[INFORMATION GIVEN]
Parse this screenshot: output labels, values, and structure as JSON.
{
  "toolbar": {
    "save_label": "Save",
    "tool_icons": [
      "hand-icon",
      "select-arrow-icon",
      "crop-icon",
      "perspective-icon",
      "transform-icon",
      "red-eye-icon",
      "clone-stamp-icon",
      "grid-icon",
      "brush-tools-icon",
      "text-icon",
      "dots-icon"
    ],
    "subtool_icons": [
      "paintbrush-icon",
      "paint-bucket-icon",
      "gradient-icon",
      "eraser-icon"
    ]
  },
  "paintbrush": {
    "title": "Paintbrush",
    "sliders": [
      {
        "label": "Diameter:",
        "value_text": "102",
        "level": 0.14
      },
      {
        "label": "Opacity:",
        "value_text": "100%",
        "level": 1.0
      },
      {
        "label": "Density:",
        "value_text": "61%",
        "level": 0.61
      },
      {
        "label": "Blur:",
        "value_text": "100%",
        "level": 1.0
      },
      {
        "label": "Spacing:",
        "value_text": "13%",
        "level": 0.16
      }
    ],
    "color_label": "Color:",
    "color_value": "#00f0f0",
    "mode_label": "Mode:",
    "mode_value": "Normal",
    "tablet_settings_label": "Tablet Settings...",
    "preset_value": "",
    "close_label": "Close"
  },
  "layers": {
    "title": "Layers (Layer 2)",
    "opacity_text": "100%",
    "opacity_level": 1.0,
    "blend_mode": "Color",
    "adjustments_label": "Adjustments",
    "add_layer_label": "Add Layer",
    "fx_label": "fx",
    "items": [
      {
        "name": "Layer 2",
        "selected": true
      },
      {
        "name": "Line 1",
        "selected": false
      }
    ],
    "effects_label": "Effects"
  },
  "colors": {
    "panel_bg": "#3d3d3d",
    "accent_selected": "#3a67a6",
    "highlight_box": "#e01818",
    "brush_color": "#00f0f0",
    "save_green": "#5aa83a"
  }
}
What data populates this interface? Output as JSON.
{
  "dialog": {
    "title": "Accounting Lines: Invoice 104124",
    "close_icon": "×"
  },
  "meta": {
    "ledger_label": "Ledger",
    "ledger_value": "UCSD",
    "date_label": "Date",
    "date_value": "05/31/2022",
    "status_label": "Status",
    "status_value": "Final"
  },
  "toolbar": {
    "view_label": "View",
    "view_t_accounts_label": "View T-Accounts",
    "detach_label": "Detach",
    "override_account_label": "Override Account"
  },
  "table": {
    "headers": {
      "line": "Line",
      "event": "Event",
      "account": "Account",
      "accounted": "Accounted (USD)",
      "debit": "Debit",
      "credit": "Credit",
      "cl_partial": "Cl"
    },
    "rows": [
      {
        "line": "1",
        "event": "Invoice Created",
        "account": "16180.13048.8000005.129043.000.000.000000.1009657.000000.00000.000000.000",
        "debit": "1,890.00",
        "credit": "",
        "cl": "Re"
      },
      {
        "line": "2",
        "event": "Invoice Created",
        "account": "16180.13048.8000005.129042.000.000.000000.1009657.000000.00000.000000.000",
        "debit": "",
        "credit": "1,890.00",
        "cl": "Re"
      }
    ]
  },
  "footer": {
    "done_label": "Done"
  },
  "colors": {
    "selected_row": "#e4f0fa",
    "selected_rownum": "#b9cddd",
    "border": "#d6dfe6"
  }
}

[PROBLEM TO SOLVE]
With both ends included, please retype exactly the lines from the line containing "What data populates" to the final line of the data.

[THE COMPLETED TASK]
What data populates this interface? Output as JSON.
{
  "dialog": {
    "title": "Accounting Lines: Invoice 104124",
    "close_icon": "×"
  },
  "meta": {
    "ledger_label": "Ledger",
    "ledger_value": "UCSD",
    "date_label": "Date",
    "date_value": "05/31/2022",
    "status_label": "Status",
    "status_value": "Final"
  },
  "toolbar": {
    "view_label": "View",
    "view_t_accounts_label": "View T-Accounts",
    "detach_label": "Detach",
    "override_account_label": "Override Account"
  },
  "table": {
    "headers": {
      "line": "Line",
      "event": "Event",
      "account": "Account",
      "accounted": "Accounted (USD)",
      "debit": "Debit",
      "credit": "Credit",
      "cl_partial": "Cl"
    },
    "rows": [
      {
        "line": "1",
        "event": "Invoice Created",
        "account": "16180.13048.8000005.129043.000.000.000000.1009657.000000.00000.000000.000",
        "debit": "1,890.00",
        "credit": "",
        "cl": "Re"
      },
      {
        "line": "2",
        "event": "Invoice Created",
        "account": "16180.13048.8000005.129042.000.000.000000.1009657.000000.00000.000000.000",
        "debit": "",
        "credit": "1,890.00",
        "cl": "Re"
      }
    ]
  },
  "footer": {
    "done_label": "Done"
  },
  "colors": {
    "selected_row": "#e4f0fa",
    "selected_rownum": "#b9cddd",
    "border": "#d6dfe6"
  }
}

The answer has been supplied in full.